**TASK**
Pull each line containing "panel" out of the data and copy it.

**ENTRIES SUPPLIED**
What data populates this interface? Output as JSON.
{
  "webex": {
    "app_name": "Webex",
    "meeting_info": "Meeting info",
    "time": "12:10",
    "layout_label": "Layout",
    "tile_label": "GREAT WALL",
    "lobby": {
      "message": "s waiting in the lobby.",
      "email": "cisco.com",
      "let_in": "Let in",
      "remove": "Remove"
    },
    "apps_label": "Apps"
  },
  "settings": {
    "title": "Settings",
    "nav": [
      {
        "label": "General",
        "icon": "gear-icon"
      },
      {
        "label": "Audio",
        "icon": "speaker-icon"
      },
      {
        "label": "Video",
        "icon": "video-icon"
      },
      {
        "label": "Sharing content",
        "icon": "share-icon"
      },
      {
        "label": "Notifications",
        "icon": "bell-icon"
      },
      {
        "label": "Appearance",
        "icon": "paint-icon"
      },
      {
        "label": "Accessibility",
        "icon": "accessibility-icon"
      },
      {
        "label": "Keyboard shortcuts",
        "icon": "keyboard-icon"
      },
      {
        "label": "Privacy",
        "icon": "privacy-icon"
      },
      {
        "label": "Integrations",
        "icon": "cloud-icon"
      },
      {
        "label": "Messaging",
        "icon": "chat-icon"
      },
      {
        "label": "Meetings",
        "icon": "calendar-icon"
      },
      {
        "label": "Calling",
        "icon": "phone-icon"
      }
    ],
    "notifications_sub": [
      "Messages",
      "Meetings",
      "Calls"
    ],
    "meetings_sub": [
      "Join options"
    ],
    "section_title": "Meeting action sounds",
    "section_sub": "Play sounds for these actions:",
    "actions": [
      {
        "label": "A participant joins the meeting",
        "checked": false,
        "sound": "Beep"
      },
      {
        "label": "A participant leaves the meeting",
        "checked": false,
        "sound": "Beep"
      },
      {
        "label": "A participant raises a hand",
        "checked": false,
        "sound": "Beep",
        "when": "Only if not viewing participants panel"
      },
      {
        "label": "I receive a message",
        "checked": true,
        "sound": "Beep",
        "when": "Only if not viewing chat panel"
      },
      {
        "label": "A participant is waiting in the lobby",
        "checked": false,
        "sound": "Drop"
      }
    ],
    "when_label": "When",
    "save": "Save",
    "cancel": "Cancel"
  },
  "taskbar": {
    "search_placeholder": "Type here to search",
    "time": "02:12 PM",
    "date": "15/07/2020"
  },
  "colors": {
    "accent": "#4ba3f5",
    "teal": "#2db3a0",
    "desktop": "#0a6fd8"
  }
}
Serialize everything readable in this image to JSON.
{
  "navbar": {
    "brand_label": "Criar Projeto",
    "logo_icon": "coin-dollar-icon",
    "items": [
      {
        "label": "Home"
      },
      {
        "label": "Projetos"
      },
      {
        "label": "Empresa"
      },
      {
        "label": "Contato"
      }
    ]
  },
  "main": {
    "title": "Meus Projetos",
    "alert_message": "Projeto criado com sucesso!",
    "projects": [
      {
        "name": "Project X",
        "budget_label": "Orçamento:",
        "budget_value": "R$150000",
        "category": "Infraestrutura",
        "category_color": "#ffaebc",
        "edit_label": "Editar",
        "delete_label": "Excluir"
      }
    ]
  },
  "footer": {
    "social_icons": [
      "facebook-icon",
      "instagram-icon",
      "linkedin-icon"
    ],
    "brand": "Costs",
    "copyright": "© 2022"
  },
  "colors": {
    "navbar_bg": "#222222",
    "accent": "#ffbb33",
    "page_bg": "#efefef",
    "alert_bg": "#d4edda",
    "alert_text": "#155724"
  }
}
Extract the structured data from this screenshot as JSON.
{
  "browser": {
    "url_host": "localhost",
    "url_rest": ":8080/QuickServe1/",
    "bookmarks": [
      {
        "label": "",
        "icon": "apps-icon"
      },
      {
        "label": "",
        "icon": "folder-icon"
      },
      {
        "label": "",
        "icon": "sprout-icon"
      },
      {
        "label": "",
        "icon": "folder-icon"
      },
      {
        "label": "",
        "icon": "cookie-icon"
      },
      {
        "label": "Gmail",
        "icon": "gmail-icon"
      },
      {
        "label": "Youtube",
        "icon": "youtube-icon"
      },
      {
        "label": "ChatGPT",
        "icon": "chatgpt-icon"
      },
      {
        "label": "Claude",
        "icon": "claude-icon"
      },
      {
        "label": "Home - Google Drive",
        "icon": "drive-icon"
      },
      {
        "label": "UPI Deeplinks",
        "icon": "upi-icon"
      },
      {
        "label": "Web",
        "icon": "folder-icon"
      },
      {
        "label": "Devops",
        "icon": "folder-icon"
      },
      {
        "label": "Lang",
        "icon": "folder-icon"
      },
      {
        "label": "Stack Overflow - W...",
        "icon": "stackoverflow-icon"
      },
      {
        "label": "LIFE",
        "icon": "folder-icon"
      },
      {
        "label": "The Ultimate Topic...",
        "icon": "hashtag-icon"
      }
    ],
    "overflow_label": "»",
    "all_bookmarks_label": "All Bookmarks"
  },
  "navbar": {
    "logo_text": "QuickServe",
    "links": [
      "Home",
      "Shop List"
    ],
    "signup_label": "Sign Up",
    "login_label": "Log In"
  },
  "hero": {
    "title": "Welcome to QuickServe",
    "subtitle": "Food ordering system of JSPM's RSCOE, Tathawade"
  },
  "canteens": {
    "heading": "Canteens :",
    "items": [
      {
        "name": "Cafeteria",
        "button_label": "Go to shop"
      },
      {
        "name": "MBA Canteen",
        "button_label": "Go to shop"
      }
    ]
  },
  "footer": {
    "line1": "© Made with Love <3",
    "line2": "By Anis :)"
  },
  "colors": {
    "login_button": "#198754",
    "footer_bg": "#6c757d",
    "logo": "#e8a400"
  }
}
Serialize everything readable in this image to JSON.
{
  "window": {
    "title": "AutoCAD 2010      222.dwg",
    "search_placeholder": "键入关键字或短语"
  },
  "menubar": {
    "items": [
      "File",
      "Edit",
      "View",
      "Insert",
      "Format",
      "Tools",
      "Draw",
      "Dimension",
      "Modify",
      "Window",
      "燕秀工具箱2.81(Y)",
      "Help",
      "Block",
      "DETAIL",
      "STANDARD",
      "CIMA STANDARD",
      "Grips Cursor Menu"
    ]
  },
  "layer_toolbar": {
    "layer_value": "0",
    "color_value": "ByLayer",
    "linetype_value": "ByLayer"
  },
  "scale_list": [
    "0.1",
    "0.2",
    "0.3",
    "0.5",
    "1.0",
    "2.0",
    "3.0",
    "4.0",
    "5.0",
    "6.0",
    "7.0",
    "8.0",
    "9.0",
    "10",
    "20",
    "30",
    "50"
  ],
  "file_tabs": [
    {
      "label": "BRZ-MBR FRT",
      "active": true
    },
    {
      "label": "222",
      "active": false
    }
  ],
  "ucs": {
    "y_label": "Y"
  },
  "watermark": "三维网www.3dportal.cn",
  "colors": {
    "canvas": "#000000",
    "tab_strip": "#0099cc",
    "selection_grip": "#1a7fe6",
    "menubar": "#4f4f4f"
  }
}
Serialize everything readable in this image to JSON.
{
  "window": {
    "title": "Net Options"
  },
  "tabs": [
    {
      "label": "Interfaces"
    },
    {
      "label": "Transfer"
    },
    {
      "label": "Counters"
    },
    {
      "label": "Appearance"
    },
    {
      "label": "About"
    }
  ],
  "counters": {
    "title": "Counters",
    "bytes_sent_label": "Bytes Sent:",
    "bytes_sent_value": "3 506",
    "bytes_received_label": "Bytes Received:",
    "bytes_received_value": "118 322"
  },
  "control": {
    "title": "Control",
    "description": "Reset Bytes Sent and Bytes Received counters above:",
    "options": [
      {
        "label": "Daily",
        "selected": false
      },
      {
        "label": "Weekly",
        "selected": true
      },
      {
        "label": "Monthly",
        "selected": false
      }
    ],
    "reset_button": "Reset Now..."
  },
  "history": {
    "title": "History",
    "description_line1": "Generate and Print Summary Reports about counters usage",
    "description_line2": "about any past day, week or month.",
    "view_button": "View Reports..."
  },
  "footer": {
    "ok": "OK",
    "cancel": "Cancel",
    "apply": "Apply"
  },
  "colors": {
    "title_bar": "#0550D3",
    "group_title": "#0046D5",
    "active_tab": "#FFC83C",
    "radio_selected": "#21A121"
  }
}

**SOLUTION**
        "when": "Only if not viewing participants panel"
        "when": "Only if not viewing chat panel"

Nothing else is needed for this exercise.